Despite sharp criticism this week from City Council members,
Burbank-Glendale-Pas- adena Airport officials maintain that foot
traffic from a privately owned parking lot creates safety and
liability problems, and say they have no plans to accommodate
pedestrians in the area.
Since Star Park opened in January, airport officials have closed a
crosswalk leading from the lot to Terminal B and have put up
no-crossing signs. In March, airport police began issuing $90 tickets
to violators, but stopped doing so after a judge ruled June 9 that
the airport did not have the authority to enforce the regulation.
This past weekend, airport officials erected a fence across the
section of the access road where pedestrians were crossing. As a
result, they also redirected traffic moving along the airport loop.
Airport Authority Executive Director Dios Marrero and Commissioner
Don Brown justified the need for the fence at Tuesday’s council
meeting. To illustrate their point, they showed video footage of
people wandering from Star Park and other nearby locations in various
directions across the airport access roads.
“Whether it’s an imperfect solution or not, the fence eliminates

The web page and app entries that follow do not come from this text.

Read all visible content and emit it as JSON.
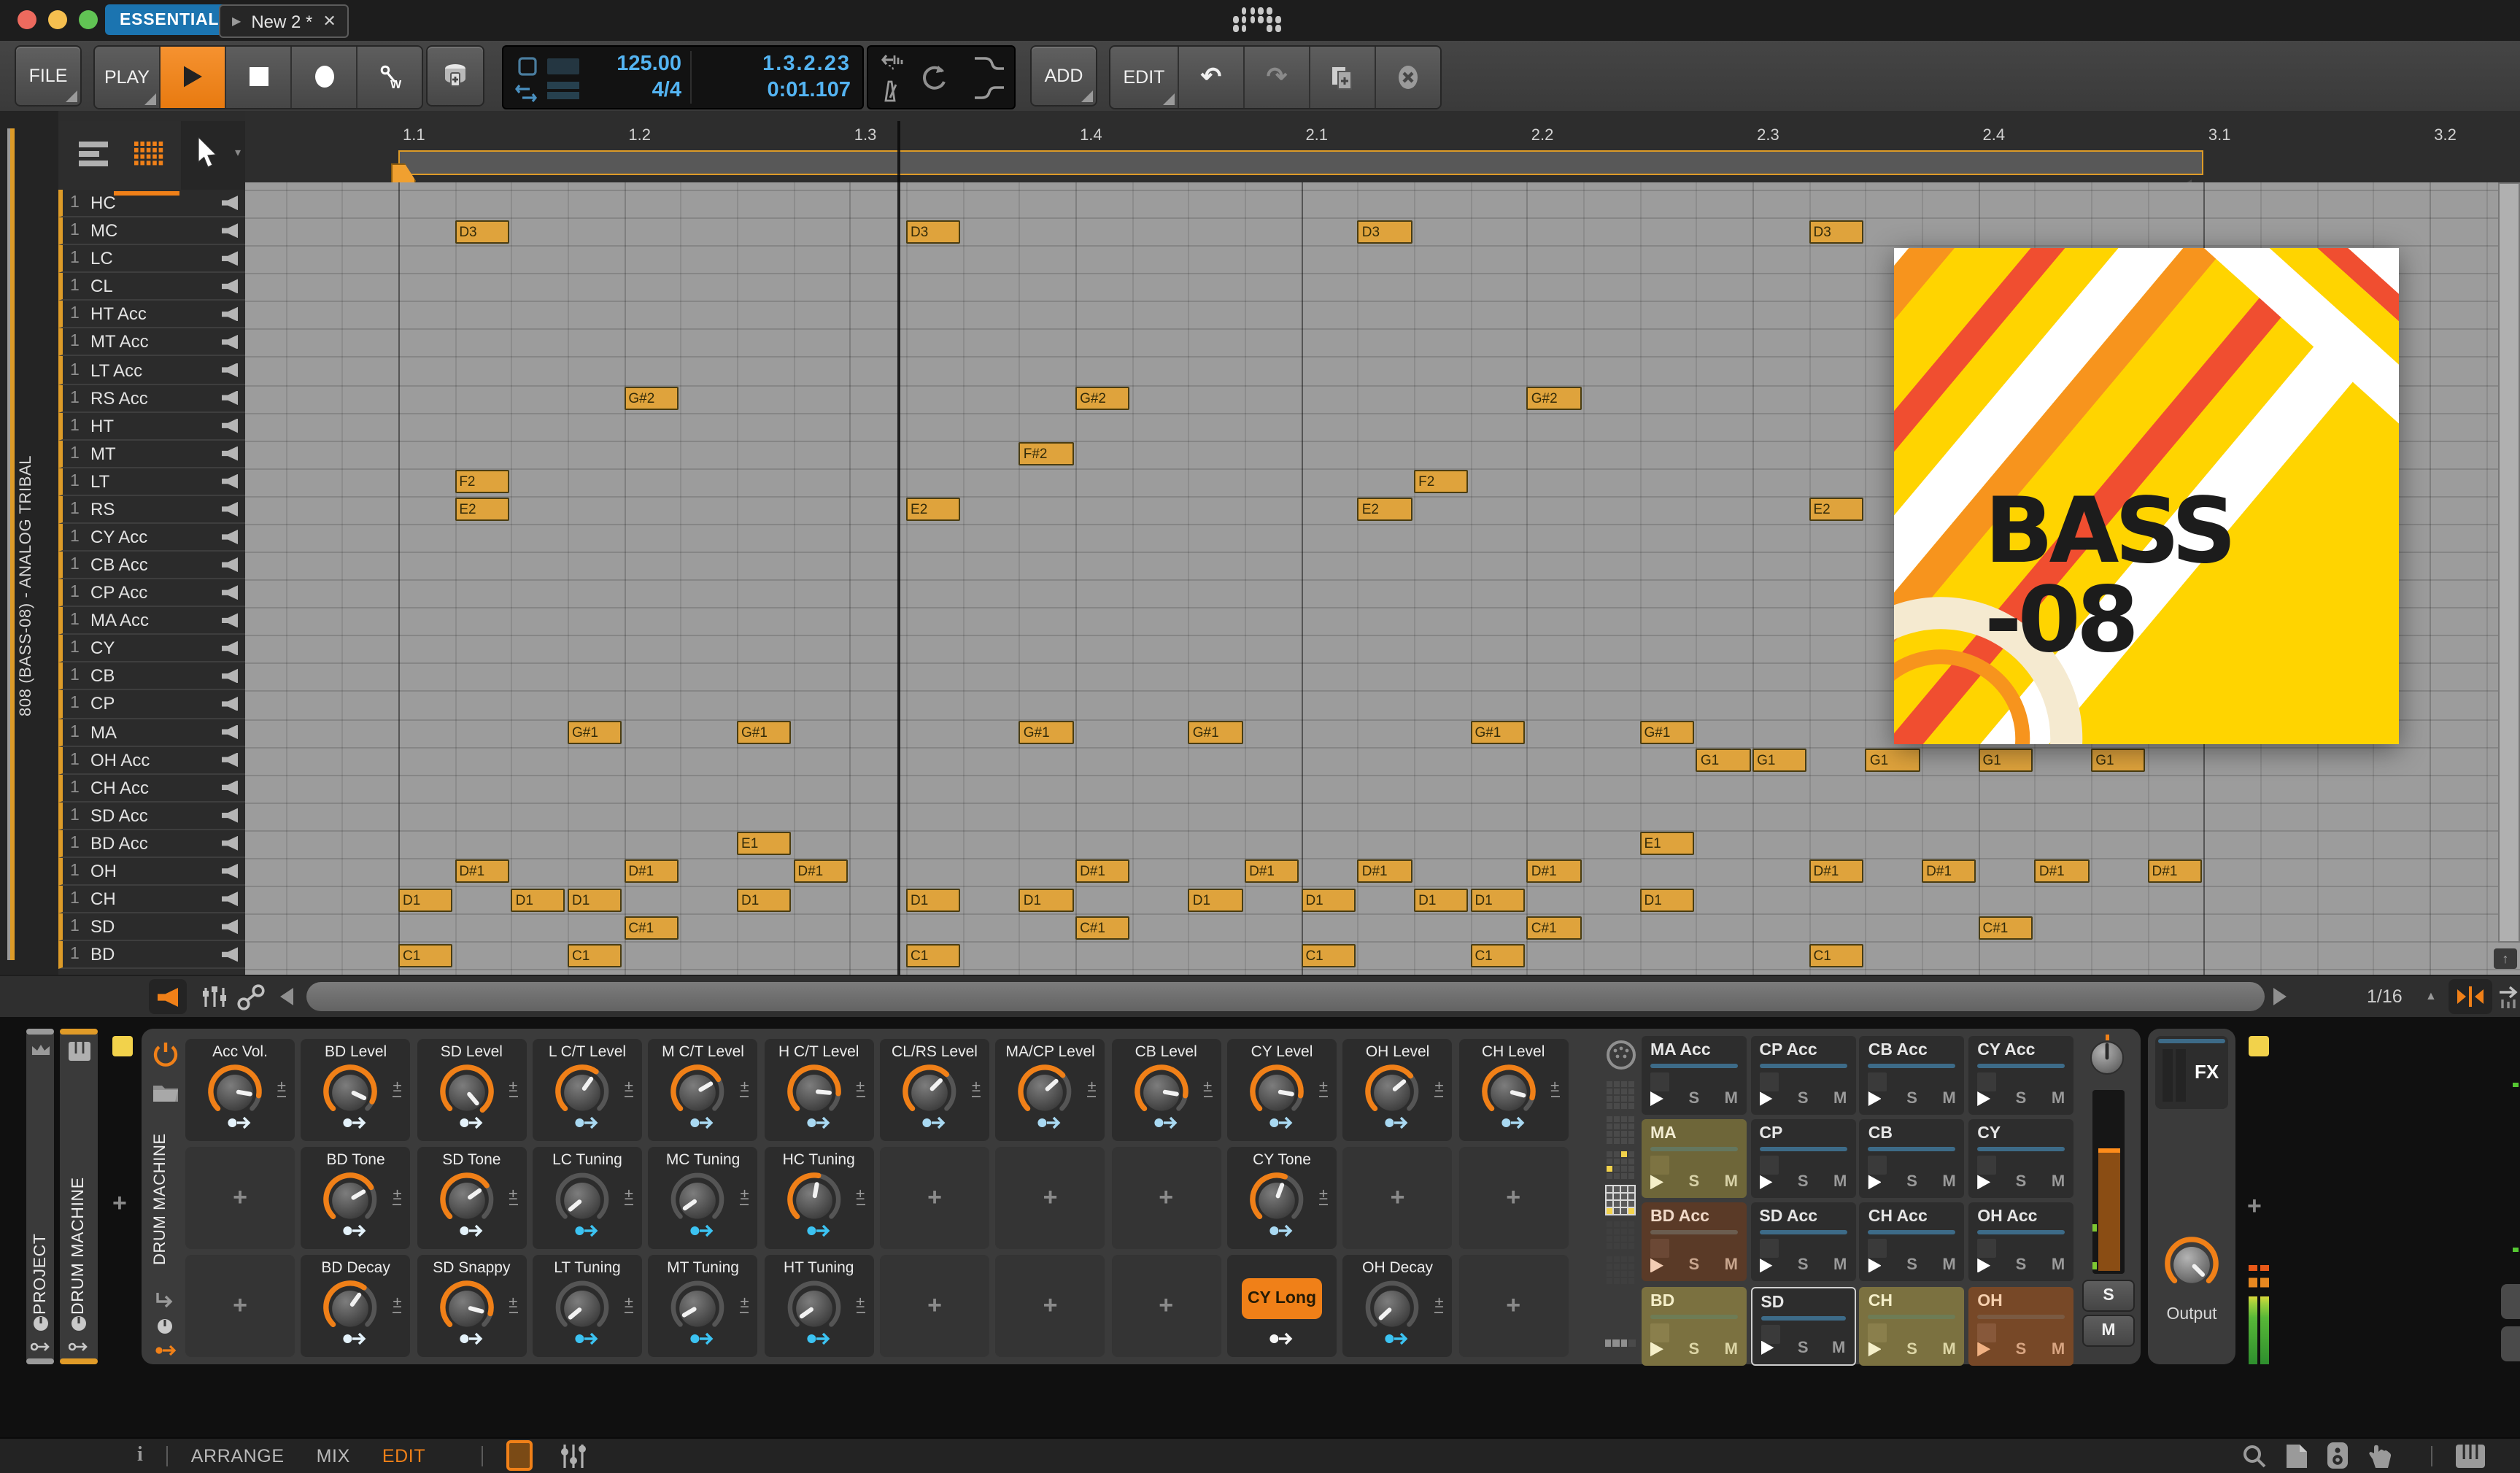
{
  "titlebar": {
    "project_tab": "ESSENTIALS",
    "doc_tab": "New 2 *",
    "doc_play_glyph": "▶",
    "close_glyph": "✕"
  },
  "transport": {
    "file": "FILE",
    "play": "PLAY",
    "tempo": "125.00",
    "time_signature": "4/4",
    "position": "1.3.2.23",
    "time": "0:01.107",
    "add": "ADD",
    "edit": "EDIT"
  },
  "ruler": {
    "labels": [
      "1.1",
      "1.2",
      "1.3",
      "1.4",
      "2.1",
      "2.2",
      "2.3",
      "2.4",
      "3.1",
      "3.2"
    ]
  },
  "clip": {
    "vertical_label": "808 (BASS-08) - ANALOG TRIBAL"
  },
  "tracks": [
    {
      "num": "1",
      "name": "HC"
    },
    {
      "num": "1",
      "name": "MC"
    },
    {
      "num": "1",
      "name": "LC"
    },
    {
      "num": "1",
      "name": "CL"
    },
    {
      "num": "1",
      "name": "HT Acc"
    },
    {
      "num": "1",
      "name": "MT Acc"
    },
    {
      "num": "1",
      "name": "LT Acc"
    },
    {
      "num": "1",
      "name": "RS Acc"
    },
    {
      "num": "1",
      "name": "HT"
    },
    {
      "num": "1",
      "name": "MT"
    },
    {
      "num": "1",
      "name": "LT"
    },
    {
      "num": "1",
      "name": "RS"
    },
    {
      "num": "1",
      "name": "CY Acc"
    },
    {
      "num": "1",
      "name": "CB Acc"
    },
    {
      "num": "1",
      "name": "CP Acc"
    },
    {
      "num": "1",
      "name": "MA Acc"
    },
    {
      "num": "1",
      "name": "CY"
    },
    {
      "num": "1",
      "name": "CB"
    },
    {
      "num": "1",
      "name": "CP"
    },
    {
      "num": "1",
      "name": "MA"
    },
    {
      "num": "1",
      "name": "OH Acc"
    },
    {
      "num": "1",
      "name": "CH Acc"
    },
    {
      "num": "1",
      "name": "SD Acc"
    },
    {
      "num": "1",
      "name": "BD Acc"
    },
    {
      "num": "1",
      "name": "OH"
    },
    {
      "num": "1",
      "name": "CH"
    },
    {
      "num": "1",
      "name": "SD"
    },
    {
      "num": "1",
      "name": "BD"
    }
  ],
  "notes": [
    {
      "label": "D3",
      "track": "MC",
      "steps": [
        1,
        9,
        17,
        25
      ]
    },
    {
      "label": "G#2",
      "track": "RS Acc",
      "steps": [
        4,
        12,
        20
      ]
    },
    {
      "label": "F#2",
      "track": "MT",
      "steps": [
        11
      ]
    },
    {
      "label": "F2",
      "track": "LT",
      "steps": [
        1,
        18
      ]
    },
    {
      "label": "E2",
      "track": "RS",
      "steps": [
        1,
        9,
        17,
        25
      ]
    },
    {
      "label": "G#1",
      "track": "MA",
      "steps": [
        3,
        6,
        11,
        14,
        19,
        22
      ]
    },
    {
      "label": "G1",
      "track": "OH Acc",
      "steps": [
        23,
        24,
        26,
        28,
        30
      ]
    },
    {
      "label": "E1",
      "track": "BD Acc",
      "steps": [
        6,
        22
      ]
    },
    {
      "label": "D#1",
      "track": "OH",
      "steps": [
        1,
        4,
        7,
        12,
        15,
        17,
        20,
        25,
        27,
        29,
        31
      ]
    },
    {
      "label": "D1",
      "track": "CH",
      "steps": [
        0,
        2,
        3,
        6,
        9,
        11,
        14,
        16,
        18,
        19,
        22
      ]
    },
    {
      "label": "C#1",
      "track": "SD",
      "steps": [
        4,
        12,
        20,
        28
      ]
    },
    {
      "label": "C1",
      "track": "BD",
      "steps": [
        0,
        3,
        9,
        16,
        19,
        25
      ]
    }
  ],
  "editor_toolbar": {
    "snap_value": "1/16"
  },
  "artwork": {
    "line1": "BASS",
    "line2": "-08"
  },
  "device": {
    "rails": [
      {
        "label": "PROJECT"
      },
      {
        "label": "DRUM MACHINE"
      }
    ],
    "name": "DRUM MACHINE",
    "fx_label": "FX",
    "output_label": "Output",
    "solo": "S",
    "mute": "M",
    "play_glyph": "▶",
    "cells": [
      [
        {
          "type": "knob",
          "label": "Acc Vol.",
          "angle": 100,
          "arc": "orange",
          "arrow": "pale"
        },
        {
          "type": "knob",
          "label": "BD Level",
          "angle": 115,
          "arc": "orange",
          "arrow": "pale"
        },
        {
          "type": "knob",
          "label": "SD Level",
          "angle": 140,
          "arc": "orange",
          "arrow": "pale"
        },
        {
          "type": "knob",
          "label": "L C/T Level",
          "angle": 35,
          "arc": "orange",
          "arrow": "blue"
        },
        {
          "type": "knob",
          "label": "M C/T Level",
          "angle": 60,
          "arc": "orange",
          "arrow": "blue"
        },
        {
          "type": "knob",
          "label": "H C/T Level",
          "angle": 95,
          "arc": "orange",
          "arrow": "blue"
        },
        {
          "type": "knob",
          "label": "CL/RS Level",
          "angle": 45,
          "arc": "orange",
          "arrow": "blue"
        },
        {
          "type": "knob",
          "label": "MA/CP Level",
          "angle": 48,
          "arc": "orange",
          "arrow": "blue"
        },
        {
          "type": "knob",
          "label": "CB Level",
          "angle": 100,
          "arc": "orange",
          "arrow": "blue"
        },
        {
          "type": "knob",
          "label": "CY Level",
          "angle": 100,
          "arc": "orange",
          "arrow": "blue"
        },
        {
          "type": "knob",
          "label": "OH Level",
          "angle": 50,
          "arc": "orange",
          "arrow": "blue"
        },
        {
          "type": "knob",
          "label": "CH Level",
          "angle": 105,
          "arc": "orange",
          "arrow": "blue"
        }
      ],
      [
        {
          "type": "empty"
        },
        {
          "type": "knob",
          "label": "BD Tone",
          "angle": 60,
          "arc": "orange",
          "arrow": "pale"
        },
        {
          "type": "knob",
          "label": "SD Tone",
          "angle": 55,
          "arc": "orange",
          "arrow": "pale"
        },
        {
          "type": "knob",
          "label": "LC Tuning",
          "angle": -130,
          "arc": "none",
          "arrow": "cyan"
        },
        {
          "type": "knob",
          "label": "MC Tuning",
          "angle": -125,
          "arc": "none",
          "arrow": "cyan"
        },
        {
          "type": "knob",
          "label": "HC Tuning",
          "angle": 10,
          "arc": "orange",
          "arrow": "cyan"
        },
        {
          "type": "empty"
        },
        {
          "type": "empty"
        },
        {
          "type": "empty"
        },
        {
          "type": "knob",
          "label": "CY Tone",
          "angle": 20,
          "arc": "orange",
          "arrow": "blue"
        },
        {
          "type": "empty"
        },
        {
          "type": "empty"
        }
      ],
      [
        {
          "type": "empty"
        },
        {
          "type": "knob",
          "label": "BD Decay",
          "angle": 35,
          "arc": "orange",
          "arrow": "pale"
        },
        {
          "type": "knob",
          "label": "SD Snappy",
          "angle": 105,
          "arc": "orange",
          "arrow": "pale"
        },
        {
          "type": "knob",
          "label": "LT Tuning",
          "angle": -130,
          "arc": "none",
          "arrow": "cyan"
        },
        {
          "type": "knob",
          "label": "MT Tuning",
          "angle": -120,
          "arc": "none",
          "arrow": "cyan"
        },
        {
          "type": "knob",
          "label": "HT Tuning",
          "angle": -125,
          "arc": "none",
          "arrow": "cyan"
        },
        {
          "type": "empty"
        },
        {
          "type": "empty"
        },
        {
          "type": "empty"
        },
        {
          "type": "button",
          "label": "CY Long",
          "arrow": "white"
        },
        {
          "type": "knob",
          "label": "OH Decay",
          "angle": -133,
          "arc": "none",
          "arrow": "cyan"
        },
        {
          "type": "empty"
        }
      ]
    ],
    "pads": [
      {
        "name": "MA Acc",
        "style": "dark"
      },
      {
        "name": "CP Acc",
        "style": "dark"
      },
      {
        "name": "CB Acc",
        "style": "dark"
      },
      {
        "name": "CY Acc",
        "style": "dark"
      },
      {
        "name": "MA",
        "style": "olive"
      },
      {
        "name": "CP",
        "style": "dark"
      },
      {
        "name": "CB",
        "style": "dark"
      },
      {
        "name": "CY",
        "style": "dark"
      },
      {
        "name": "BD Acc",
        "style": "brown"
      },
      {
        "name": "SD Acc",
        "style": "dark"
      },
      {
        "name": "CH Acc",
        "style": "dark"
      },
      {
        "name": "OH Acc",
        "style": "dark"
      },
      {
        "name": "BD",
        "style": "olive2"
      },
      {
        "name": "SD",
        "style": "selected"
      },
      {
        "name": "CH",
        "style": "olive2"
      },
      {
        "name": "OH",
        "style": "brown2"
      }
    ]
  },
  "statusbar": {
    "views": [
      "ARRANGE",
      "MIX",
      "EDIT"
    ],
    "active_view": "EDIT"
  },
  "colors": {
    "accent": "#f08018",
    "clip_border": "#dd9b28",
    "note_fill": "#dfa33c",
    "tempo_text": "#54b4f2",
    "project_tab_blue": "#1b74b0",
    "grid_gray": "#9c9c9c",
    "pad_styles": {
      "dark": {
        "bg": "#2d2d2d",
        "fg": "#e6e6e6",
        "bar": "#3d6b88",
        "sq": "#3a3a3a",
        "play": "#ffffff",
        "sm": "#9a9a9a"
      },
      "olive": {
        "bg": "#6e6639",
        "fg": "#f2ecd2",
        "bar": "#64775f",
        "sq": "#7d7342",
        "play": "#f5efc9",
        "sm": "#d8d2a8"
      },
      "olive2": {
        "bg": "#7b7140",
        "fg": "#f5efc9",
        "bar": "#6e7c55",
        "sq": "#8a7f4c",
        "play": "#f5efc9",
        "sm": "#ddd6a6"
      },
      "brown": {
        "bg": "#5a3a27",
        "fg": "#f0d9c8",
        "bar": "#6b5d50",
        "sq": "#6b4835",
        "play": "#f2cdb4",
        "sm": "#c9a68e"
      },
      "brown2": {
        "bg": "#774827",
        "fg": "#f5cfae",
        "bar": "#7a5a42",
        "sq": "#87583a",
        "play": "#f0b183",
        "sm": "#d8a582"
      },
      "selected": {
        "bg": "#2d2d2d",
        "fg": "#e6e6e6",
        "bar": "#3d6b88",
        "sq": "#3a3a3a",
        "play": "#ffffff",
        "sm": "#9a9a9a"
      }
    },
    "arrow_styles": {
      "pale": "#e4f2fa",
      "blue": "#a9d9f2",
      "cyan": "#3cc3f2",
      "white": "#f5f5f5"
    }
  }
}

the citations and hopefully eliminates people violating our rules and
regulations,” Marrero told the council.
Mayor Stacey Murphy and Councilman Dave Golonski rejected the idea
that the crossing dispute was the result of safety concerns.
“I’m friends with both of you, I like both of you, but I’m
disgusted,” Murphy told Brown and Marrero. “It’s disingenuous to say
this has anything to do with anything except a war over finances.”
Despite the criticism, Brown said airport officials have no plans
to remove the fence. He said if a plan was devised that would allow
pedestrians to cross safely, he would support it, but until then he
thinks the fence is the best option.
“I can understand the public’s perception of this,” he said.
“There is an economic issue because the airport derives a lot of
money from parking. But that’s not what’s driving us -- it’s public
While the airport continues to negotiate with Zelman Development
Co. to operate the lot, Brown said if that happened, the airport
still would not allow customers to cross at the location.
Though voicing her displeasure with the airport’s actions, Murphy
said the city views the situation as a legal dispute between Zelman
and the airport, and has no intention of becoming involved.
Zelman Vice President Paul Casey said company officials are hoping
to get the fence removed as part of a lawsuit dealing with many
issues about their access to the airport.
“The judge decided for the term of the litigation he would not
restrict them from removing the crosswalk and blocking the crossing,
but that was not his final decision,” Casey said.